The input below:

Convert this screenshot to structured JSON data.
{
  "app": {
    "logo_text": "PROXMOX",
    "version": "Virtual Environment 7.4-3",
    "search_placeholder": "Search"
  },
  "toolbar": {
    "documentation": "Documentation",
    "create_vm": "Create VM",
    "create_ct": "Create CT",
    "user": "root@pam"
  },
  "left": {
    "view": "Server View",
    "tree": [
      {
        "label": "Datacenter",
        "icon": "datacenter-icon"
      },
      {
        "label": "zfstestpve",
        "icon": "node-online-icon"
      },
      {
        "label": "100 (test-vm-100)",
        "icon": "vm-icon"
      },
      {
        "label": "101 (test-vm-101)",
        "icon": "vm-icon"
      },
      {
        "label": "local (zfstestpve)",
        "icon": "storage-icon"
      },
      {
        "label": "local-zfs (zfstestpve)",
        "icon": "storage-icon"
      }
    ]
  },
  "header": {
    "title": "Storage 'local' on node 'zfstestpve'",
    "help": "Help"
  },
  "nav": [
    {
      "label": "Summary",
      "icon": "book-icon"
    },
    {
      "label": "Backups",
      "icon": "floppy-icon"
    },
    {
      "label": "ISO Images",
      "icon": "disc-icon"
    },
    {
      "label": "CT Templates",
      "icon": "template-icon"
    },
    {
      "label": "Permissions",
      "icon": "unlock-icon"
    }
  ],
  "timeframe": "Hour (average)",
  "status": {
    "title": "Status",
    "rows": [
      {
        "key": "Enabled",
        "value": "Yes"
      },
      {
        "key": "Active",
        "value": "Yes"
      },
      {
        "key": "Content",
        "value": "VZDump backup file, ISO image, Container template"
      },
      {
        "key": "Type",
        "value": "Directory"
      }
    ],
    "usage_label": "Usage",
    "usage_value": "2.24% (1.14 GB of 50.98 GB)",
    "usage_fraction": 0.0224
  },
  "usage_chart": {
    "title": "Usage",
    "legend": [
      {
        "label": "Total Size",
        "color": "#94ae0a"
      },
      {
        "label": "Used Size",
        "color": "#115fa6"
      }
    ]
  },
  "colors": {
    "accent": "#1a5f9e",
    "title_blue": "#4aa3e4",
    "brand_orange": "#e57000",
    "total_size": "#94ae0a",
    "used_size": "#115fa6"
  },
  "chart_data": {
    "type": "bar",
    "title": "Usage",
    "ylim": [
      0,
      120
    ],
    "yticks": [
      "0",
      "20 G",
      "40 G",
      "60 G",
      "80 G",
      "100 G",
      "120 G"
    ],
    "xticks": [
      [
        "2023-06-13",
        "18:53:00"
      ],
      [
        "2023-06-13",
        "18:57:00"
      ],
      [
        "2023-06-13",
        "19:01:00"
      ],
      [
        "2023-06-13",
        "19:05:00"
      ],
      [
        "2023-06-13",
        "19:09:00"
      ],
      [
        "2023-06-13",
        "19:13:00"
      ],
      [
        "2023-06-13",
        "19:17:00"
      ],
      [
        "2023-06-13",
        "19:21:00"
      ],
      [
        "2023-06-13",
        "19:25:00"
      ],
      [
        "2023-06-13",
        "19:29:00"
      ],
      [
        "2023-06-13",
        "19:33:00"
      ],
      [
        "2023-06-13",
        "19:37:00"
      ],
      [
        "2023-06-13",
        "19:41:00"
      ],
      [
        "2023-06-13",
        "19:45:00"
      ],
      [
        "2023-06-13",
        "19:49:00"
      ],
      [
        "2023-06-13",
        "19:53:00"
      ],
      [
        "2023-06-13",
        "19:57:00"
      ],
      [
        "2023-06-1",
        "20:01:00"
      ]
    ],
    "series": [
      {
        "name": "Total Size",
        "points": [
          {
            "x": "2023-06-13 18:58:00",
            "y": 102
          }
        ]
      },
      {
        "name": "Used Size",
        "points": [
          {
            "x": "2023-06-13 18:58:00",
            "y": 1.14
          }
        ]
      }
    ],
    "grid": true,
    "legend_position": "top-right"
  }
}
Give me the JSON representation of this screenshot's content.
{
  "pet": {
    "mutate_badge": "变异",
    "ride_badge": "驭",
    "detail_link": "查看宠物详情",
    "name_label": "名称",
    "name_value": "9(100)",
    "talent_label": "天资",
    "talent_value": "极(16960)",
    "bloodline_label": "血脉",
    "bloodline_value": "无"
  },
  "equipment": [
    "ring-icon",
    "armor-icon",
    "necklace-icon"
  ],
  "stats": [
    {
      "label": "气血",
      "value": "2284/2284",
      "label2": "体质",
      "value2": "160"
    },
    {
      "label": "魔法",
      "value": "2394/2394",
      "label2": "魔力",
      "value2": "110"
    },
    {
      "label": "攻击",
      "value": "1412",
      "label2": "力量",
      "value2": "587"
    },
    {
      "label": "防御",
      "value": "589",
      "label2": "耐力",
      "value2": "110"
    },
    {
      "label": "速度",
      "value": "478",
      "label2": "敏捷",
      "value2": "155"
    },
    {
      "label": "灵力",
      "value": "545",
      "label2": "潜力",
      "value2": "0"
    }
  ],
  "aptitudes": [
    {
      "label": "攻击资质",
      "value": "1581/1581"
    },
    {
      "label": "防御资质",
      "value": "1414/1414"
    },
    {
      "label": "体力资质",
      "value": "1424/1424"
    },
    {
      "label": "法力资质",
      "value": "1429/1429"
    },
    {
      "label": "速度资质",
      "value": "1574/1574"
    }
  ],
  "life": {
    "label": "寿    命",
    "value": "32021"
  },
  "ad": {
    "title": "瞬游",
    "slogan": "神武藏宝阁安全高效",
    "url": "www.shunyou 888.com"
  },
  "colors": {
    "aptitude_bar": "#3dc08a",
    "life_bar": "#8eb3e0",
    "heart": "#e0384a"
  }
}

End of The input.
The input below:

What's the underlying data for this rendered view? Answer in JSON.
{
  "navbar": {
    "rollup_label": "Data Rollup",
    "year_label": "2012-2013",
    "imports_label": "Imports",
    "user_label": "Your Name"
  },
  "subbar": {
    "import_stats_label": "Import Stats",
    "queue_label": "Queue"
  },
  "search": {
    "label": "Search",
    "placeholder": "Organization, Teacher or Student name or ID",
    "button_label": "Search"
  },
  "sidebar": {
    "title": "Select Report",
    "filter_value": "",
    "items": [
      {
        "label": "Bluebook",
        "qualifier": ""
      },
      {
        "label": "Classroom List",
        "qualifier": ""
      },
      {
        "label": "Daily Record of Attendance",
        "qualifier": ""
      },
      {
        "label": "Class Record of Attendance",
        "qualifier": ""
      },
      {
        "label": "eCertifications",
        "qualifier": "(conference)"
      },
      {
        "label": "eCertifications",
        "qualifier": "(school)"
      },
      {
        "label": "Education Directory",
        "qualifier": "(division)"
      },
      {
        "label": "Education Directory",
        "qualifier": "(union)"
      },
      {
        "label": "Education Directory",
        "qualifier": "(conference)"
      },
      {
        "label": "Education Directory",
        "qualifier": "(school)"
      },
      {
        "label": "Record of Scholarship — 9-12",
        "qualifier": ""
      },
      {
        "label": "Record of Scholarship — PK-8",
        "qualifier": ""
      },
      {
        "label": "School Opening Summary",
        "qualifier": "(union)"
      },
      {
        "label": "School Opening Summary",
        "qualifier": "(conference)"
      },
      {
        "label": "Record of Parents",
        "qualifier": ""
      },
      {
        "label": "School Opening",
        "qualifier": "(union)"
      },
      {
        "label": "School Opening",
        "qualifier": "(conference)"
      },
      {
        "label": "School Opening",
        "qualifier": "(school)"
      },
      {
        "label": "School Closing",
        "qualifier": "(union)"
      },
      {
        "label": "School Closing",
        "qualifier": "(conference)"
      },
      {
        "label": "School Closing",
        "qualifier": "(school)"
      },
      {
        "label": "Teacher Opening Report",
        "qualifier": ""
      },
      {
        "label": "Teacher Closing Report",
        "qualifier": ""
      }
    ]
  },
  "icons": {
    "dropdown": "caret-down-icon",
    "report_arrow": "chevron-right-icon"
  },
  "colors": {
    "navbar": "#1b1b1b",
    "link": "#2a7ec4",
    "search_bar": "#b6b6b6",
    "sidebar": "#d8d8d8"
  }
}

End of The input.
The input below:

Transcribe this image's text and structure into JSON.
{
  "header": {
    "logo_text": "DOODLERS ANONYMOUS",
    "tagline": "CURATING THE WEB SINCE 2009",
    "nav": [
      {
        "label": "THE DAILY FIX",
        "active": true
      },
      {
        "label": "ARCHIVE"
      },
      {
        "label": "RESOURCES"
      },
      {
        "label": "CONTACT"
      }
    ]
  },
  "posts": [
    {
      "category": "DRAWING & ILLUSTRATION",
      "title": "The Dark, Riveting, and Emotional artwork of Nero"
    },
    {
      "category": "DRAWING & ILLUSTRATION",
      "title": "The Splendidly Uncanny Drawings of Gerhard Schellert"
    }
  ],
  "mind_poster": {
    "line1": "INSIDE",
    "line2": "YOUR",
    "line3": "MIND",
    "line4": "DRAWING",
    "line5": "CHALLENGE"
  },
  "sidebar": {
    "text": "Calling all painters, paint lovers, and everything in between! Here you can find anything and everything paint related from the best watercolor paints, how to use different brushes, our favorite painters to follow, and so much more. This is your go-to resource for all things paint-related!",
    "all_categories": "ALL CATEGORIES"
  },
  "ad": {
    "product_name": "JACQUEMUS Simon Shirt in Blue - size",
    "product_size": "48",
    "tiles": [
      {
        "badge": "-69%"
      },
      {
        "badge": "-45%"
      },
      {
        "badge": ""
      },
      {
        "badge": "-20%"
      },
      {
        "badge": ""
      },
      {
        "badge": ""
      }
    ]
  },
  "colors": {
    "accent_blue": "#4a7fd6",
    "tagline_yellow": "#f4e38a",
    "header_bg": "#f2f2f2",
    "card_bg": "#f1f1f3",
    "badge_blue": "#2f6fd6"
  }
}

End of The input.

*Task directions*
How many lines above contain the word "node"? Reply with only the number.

*Answer space*
2